Because of our commitment to honoring the dignity and respect of every individual, discrimination and harassment (and any related retaliation), as defined below, is prohibited and will result in disciplinary action, up to and including dismissal from the University. This policy applies to all University students, including any matriculated undergraduate or graduate student who is enrolled full or parttime; has completed the immediately preceding term, is not presently enrolled, and is eligible for reenrollment; or is on an approved educational leave or other approved leave status. This includes the period before classes begin, while the student is attending classes, between academic sessions or on leave. This policy applies even if the student withdraws from school while a disciplinary matter is pending. This policy applies to student conduct that occurs both on and off campus. This policy does not apply to sexual misconduct. For information regarding sexual misconduct, please see the Sexual Misconduct Policy.
Speech that constitutes a protected exercise of a student's rights under California's Leonard Law will not be deemed a violation of this policy. However, some speech that may be protected by the Leonard Law is nonetheless inconsistent with the Golden Rule, and students are encouraged to live by this higher standard rooted in our Christian faith and heritage.
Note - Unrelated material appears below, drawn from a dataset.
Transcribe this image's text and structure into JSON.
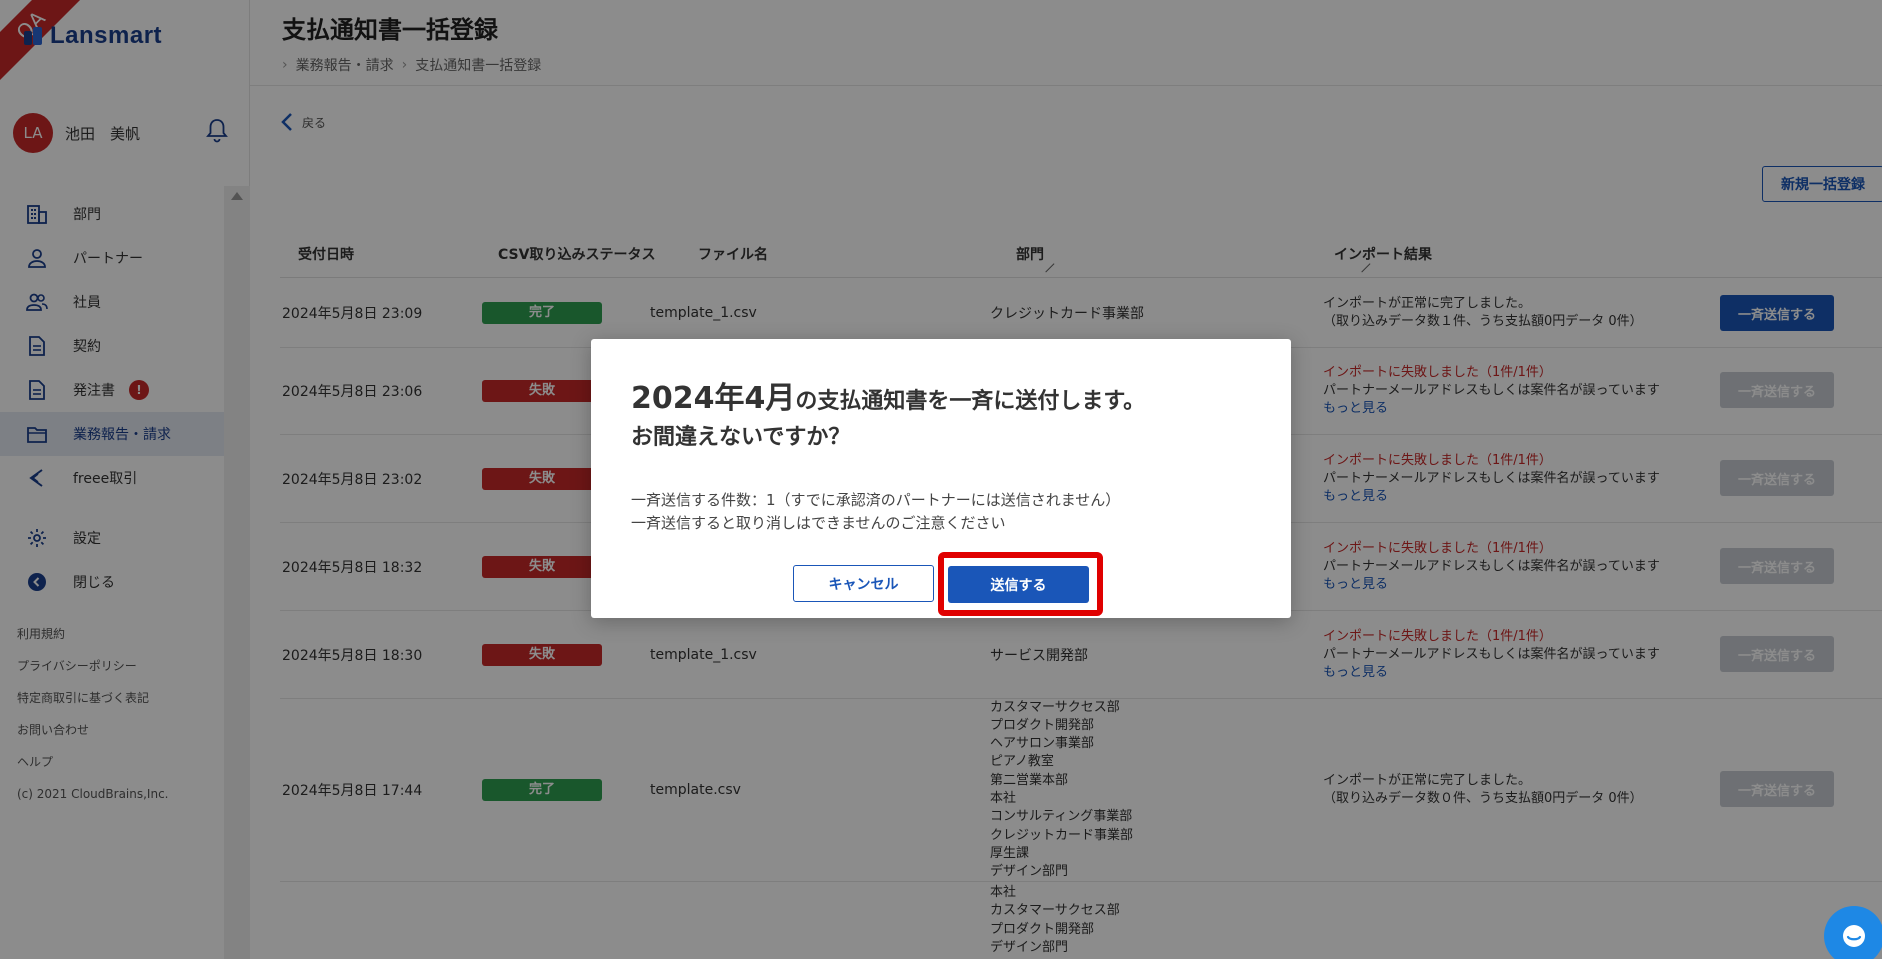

The University encourages students to immediately bring any concerning behavior to the University's attention even if such behavior does not constitute discrimination, harassment, or retaliation as defined below.
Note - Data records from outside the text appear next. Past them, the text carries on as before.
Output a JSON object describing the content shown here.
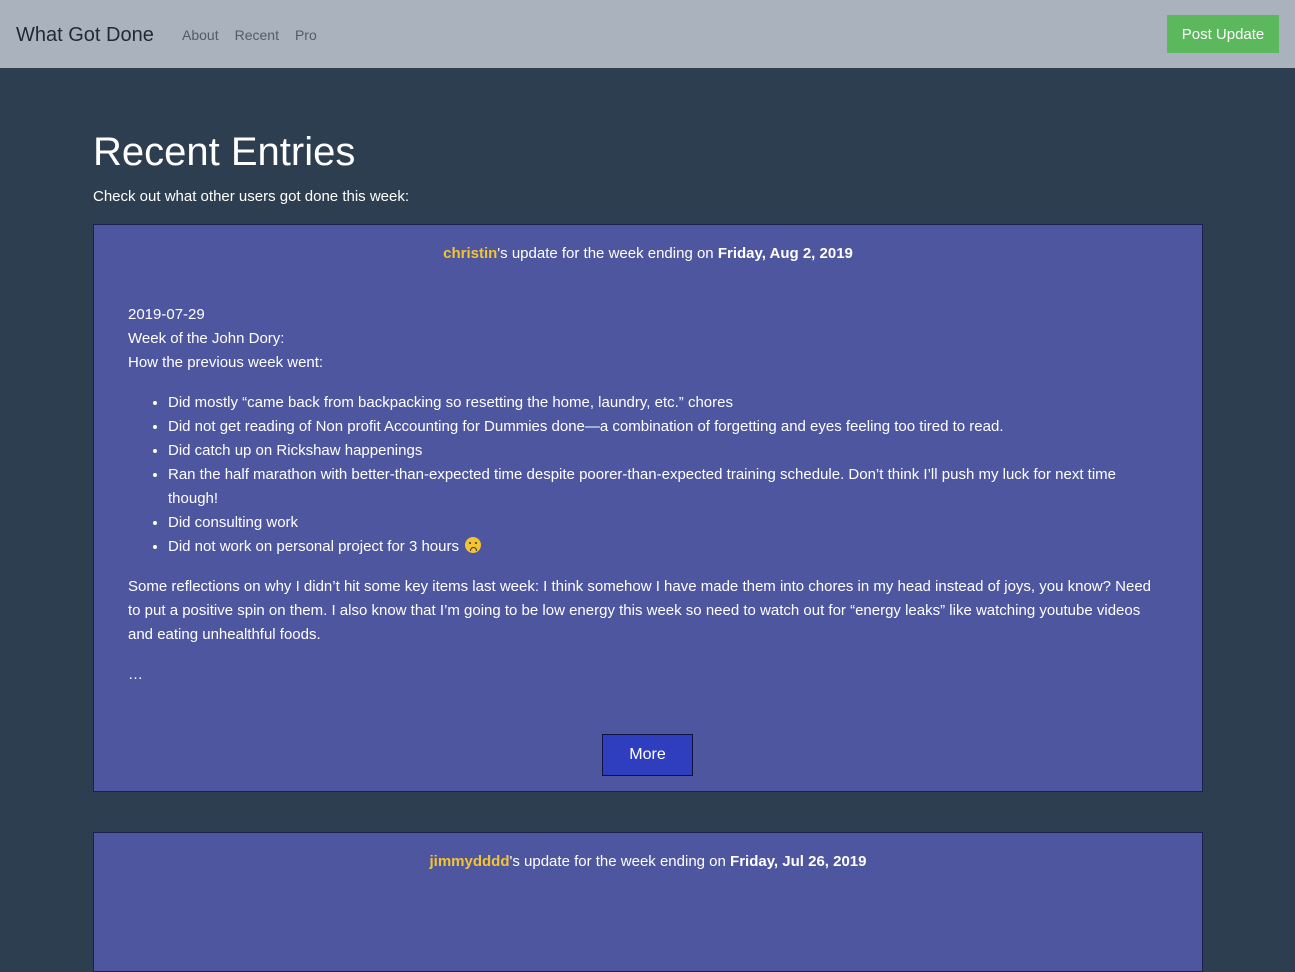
{
  "navbar": {
    "brand": "What Got Done",
    "links": [
      "About",
      "Recent",
      "Pro"
    ],
    "post_button": "Post Update",
    "colors": {
      "background": "#aab2bd",
      "post_button": "#5cb85c"
    }
  },
  "main": {
    "title": "Recent Entries",
    "subtitle": "Check out what other users got done this week:"
  },
  "entries": [
    {
      "username": "christin",
      "header_middle": "'s update for the week ending on ",
      "date": "Friday, Aug 2, 2019",
      "lines": [
        "2019-07-29",
        "Week of the John Dory:",
        "How the previous week went:"
      ],
      "bullets": [
        "Did mostly “came back from backpacking so resetting the home, laundry, etc.” chores",
        "Did not get reading of Non profit Accounting for Dummies done—a combination of forgetting and eyes feeling too tired to read.",
        "Did catch up on Rickshaw happenings",
        "Ran the half marathon with better-than-expected time despite poorer-than-expected training schedule. Don’t think I’ll push my luck for next time though!",
        "Did consulting work",
        "Did not work on personal project for 3 hours"
      ],
      "reflection": "Some reflections on why I didn’t hit some key items last week: I think somehow I have made them into chores in my head instead of joys, you know? Need to put a positive spin on them. I also know that I’m going to be low energy this week so need to watch out for “energy leaks” like watching youtube videos and eating unhealthful foods.",
      "ellipsis": "…",
      "more_button": "More",
      "emoji_icon": "frowning-face-icon"
    },
    {
      "username": "jimmydddd",
      "header_middle": "'s update for the week ending on ",
      "date": "Friday, Jul 26, 2019"
    }
  ],
  "colors": {
    "page_background": "#2d3e50",
    "card_background": "#4e56a0",
    "username": "#f4c430",
    "more_button": "#2f3dbf"
  }
}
- Discrimination: Unlawful discrimination occurs when an individual is treated less favorably with respect to the administration of the University's educational programs and activities, admissions, financial aid, or oncampus housing, based upon that individual's membership in a class protected by applicable law.
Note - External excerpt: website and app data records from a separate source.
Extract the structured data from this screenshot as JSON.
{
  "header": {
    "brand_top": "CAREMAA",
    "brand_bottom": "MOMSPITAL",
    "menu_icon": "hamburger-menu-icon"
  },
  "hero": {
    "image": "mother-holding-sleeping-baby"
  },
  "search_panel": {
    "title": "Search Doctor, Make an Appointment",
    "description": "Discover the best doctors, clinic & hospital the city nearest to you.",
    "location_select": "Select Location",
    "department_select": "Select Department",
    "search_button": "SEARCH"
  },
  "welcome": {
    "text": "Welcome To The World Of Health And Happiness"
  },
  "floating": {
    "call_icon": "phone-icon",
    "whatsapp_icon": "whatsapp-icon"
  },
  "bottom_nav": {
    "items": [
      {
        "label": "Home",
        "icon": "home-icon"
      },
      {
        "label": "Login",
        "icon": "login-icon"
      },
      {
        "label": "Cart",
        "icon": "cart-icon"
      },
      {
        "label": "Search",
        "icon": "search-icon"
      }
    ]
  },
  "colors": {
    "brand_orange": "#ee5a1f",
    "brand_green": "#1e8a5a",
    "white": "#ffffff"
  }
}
- Harassment: Harassment is defined as conduct that is so severe and/or pervasive, and objectively
offensive, that its effect, whether or not intended, impairs a person's ability to
participate in the University's educational programs and activities or their living
environment. Objectively offensive conduct means that it must be offensive both to
the recipient of the conduct and to a "reasonable person" in the recipient's circumstances.
Examples of harassment include, but are not limited to:
- Some students hang a noose from the ceiling of an AfricanAmerican student's room.
- Over the course of the semester, a gay student is repeatedly called names (including anti ‐g ay slurs like "fag" and "homo") both to his face and on social networking sites.
- After a student discloses that he receives an accommodation for his learning disability, another student calls him a "retard" every time he walks into the classroom.
- Someone spray paints "terrorist" on a Muslim student's car.
- A student draws a swastika on a Jewish student's message board.
- Retaliation: Retaliation is any form of sanction or adverse treatment against a person because that person has asserted a good faith complaint of discrimination or harassment, or assists in providing information regarding a complaint of discrimination or harassment. Retaliation may consist of intentional disparagement, harassment, negative remarks, or other treatment that creates a hostile environment.
Reporting Discrimination, Harassment, and Retaliation
Students who feel that they have been subjected to discrimination, harassment, and/or retaliation, should contact the dean of their school. Students accused of harassment, discrimination and/or retaliation will be subject to disciplinary proceedings set forth in the applicable school's code of conduct. Student complaints against faculty or staff members are subject to the nonacademic student grievance procedure.
Confidential reports may be made by contacting a counselor at the Student Counseling Center located at TCC 270 or at 310.506.4210. Confidential reports can also be made by contacting University Chaplain Sara Barton, at TCC 106A or at 310.506.4275. Anonymous reports may be made on the anonymous Wave Tip line by calling voice mail at 310.506.7634 or on the LiveSafe app. For any campus emergency, call 310.506.4441.